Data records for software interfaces
--- START ---

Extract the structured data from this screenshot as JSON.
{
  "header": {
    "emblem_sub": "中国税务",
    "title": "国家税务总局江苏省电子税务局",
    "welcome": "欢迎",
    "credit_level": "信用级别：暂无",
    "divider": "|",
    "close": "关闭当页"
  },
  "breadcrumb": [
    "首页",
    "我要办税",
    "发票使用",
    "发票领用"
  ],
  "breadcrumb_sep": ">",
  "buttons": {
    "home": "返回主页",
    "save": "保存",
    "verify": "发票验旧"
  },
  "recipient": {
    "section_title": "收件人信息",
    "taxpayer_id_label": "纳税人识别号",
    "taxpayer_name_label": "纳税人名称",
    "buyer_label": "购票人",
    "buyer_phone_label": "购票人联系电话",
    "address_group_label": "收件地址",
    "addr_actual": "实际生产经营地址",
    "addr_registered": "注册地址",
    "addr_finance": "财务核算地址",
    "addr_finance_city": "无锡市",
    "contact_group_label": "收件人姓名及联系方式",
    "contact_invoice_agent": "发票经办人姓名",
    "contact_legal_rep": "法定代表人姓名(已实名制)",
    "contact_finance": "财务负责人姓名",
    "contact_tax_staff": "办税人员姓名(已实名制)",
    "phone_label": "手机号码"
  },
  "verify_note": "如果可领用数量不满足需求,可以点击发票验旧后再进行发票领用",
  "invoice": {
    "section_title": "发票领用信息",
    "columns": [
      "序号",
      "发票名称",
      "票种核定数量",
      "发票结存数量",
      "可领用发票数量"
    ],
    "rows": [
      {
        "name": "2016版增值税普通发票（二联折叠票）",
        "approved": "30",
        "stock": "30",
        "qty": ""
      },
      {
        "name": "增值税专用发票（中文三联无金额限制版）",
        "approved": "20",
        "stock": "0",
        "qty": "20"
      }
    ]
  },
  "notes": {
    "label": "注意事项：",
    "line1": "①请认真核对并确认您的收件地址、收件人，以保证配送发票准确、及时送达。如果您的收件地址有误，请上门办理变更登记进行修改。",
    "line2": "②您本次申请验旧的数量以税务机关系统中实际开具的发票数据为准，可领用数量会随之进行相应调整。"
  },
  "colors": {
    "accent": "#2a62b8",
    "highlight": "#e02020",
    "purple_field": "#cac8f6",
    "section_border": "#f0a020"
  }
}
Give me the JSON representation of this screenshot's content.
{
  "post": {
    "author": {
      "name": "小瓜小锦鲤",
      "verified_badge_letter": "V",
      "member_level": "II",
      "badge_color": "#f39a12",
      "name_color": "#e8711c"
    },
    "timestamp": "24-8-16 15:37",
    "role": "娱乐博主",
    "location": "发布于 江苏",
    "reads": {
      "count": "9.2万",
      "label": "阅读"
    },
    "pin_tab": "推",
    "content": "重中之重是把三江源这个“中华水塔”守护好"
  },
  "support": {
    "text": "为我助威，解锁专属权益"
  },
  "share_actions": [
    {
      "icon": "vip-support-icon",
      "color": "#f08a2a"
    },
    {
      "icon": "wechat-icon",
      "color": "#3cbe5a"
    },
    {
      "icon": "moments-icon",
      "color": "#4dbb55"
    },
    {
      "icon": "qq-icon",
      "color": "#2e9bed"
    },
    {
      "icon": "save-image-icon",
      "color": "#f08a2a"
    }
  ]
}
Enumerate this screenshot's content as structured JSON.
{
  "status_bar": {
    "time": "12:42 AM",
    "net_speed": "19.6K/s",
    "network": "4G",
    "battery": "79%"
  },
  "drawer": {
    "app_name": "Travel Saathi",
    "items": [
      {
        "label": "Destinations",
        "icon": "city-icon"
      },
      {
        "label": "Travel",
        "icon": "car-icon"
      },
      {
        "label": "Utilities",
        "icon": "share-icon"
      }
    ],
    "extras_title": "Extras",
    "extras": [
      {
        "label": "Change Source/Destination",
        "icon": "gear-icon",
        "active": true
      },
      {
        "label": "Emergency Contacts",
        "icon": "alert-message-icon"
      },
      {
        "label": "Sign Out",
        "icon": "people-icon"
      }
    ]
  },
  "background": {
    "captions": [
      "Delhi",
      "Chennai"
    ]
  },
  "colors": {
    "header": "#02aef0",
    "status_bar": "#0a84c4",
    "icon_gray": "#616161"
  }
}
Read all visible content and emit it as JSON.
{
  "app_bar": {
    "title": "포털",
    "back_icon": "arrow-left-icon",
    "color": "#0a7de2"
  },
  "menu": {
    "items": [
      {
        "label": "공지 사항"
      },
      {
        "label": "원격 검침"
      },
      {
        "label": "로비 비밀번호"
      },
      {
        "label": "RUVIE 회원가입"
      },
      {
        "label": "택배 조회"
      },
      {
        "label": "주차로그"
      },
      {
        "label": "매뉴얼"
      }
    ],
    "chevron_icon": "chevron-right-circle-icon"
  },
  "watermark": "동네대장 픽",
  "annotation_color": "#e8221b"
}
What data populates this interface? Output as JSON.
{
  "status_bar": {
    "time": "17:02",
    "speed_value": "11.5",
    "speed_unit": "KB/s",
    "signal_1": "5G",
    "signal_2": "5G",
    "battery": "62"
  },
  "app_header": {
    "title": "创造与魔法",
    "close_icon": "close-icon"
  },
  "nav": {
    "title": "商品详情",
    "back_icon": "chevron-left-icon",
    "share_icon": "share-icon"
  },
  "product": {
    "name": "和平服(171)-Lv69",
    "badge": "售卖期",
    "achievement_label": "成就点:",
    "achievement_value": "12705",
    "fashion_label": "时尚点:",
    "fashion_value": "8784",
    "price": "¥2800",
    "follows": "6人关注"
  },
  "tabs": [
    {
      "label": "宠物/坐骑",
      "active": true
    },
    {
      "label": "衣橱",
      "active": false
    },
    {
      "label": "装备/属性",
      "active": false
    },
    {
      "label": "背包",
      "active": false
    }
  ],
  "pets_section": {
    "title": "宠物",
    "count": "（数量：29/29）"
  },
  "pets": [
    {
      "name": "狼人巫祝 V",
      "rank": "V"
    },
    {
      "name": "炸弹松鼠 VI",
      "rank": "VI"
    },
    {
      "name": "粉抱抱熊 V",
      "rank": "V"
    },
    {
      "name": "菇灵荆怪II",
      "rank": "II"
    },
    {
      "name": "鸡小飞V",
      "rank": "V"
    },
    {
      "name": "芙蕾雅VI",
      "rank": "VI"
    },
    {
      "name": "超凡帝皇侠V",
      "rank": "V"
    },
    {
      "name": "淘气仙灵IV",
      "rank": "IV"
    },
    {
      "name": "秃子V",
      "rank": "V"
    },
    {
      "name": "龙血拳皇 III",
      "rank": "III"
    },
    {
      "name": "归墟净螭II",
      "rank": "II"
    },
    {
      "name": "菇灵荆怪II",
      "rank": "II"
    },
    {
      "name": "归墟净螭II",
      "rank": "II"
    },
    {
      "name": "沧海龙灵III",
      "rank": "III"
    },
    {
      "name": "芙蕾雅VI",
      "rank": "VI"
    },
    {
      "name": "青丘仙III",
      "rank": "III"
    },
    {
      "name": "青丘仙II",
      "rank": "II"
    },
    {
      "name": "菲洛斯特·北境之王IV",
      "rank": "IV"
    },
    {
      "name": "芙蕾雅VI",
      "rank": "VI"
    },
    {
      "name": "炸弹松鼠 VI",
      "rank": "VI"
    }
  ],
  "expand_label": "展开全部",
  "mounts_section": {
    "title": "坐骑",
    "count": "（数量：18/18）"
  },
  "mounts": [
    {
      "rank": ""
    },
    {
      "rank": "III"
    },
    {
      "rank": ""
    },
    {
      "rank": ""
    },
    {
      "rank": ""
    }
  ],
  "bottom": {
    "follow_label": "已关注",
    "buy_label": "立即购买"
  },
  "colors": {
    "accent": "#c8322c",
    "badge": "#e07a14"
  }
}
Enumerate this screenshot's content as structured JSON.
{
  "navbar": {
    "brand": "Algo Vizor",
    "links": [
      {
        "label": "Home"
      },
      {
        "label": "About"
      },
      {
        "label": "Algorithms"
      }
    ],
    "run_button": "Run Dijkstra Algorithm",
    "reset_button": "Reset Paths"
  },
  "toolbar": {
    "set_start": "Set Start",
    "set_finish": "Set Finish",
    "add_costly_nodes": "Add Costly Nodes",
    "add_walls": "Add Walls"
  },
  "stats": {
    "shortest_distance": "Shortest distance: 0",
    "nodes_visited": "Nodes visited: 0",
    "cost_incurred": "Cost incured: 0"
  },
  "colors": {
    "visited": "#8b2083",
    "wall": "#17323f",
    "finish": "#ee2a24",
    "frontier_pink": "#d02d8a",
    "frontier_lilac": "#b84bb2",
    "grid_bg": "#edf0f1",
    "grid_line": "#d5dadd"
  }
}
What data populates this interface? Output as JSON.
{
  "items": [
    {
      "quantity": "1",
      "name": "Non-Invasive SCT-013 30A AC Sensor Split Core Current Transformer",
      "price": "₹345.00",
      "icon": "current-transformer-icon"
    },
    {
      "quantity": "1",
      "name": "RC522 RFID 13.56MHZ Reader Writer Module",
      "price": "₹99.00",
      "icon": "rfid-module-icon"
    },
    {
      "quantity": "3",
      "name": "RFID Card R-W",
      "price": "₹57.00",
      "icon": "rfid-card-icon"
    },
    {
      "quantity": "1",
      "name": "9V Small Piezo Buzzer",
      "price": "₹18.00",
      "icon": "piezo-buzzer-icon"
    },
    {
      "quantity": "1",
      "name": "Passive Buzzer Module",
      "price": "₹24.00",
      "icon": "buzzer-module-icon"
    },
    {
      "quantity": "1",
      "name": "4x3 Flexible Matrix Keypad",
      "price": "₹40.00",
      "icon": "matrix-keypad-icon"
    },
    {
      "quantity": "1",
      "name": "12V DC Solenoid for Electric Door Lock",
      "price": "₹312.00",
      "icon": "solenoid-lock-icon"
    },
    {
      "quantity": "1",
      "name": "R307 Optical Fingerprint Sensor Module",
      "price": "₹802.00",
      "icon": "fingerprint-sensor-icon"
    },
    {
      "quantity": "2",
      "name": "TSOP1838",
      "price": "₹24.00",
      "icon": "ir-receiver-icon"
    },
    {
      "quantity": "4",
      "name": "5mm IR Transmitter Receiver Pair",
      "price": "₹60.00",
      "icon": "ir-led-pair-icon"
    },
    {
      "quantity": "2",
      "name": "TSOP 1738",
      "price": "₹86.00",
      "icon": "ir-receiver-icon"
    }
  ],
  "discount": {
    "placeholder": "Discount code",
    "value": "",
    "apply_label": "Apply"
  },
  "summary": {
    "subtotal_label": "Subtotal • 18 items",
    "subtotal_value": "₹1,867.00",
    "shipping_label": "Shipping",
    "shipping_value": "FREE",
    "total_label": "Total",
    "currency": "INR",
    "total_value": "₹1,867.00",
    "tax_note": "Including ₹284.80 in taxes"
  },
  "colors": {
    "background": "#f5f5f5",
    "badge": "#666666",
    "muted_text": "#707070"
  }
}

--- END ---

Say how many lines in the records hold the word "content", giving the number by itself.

• _Solved exercise_
5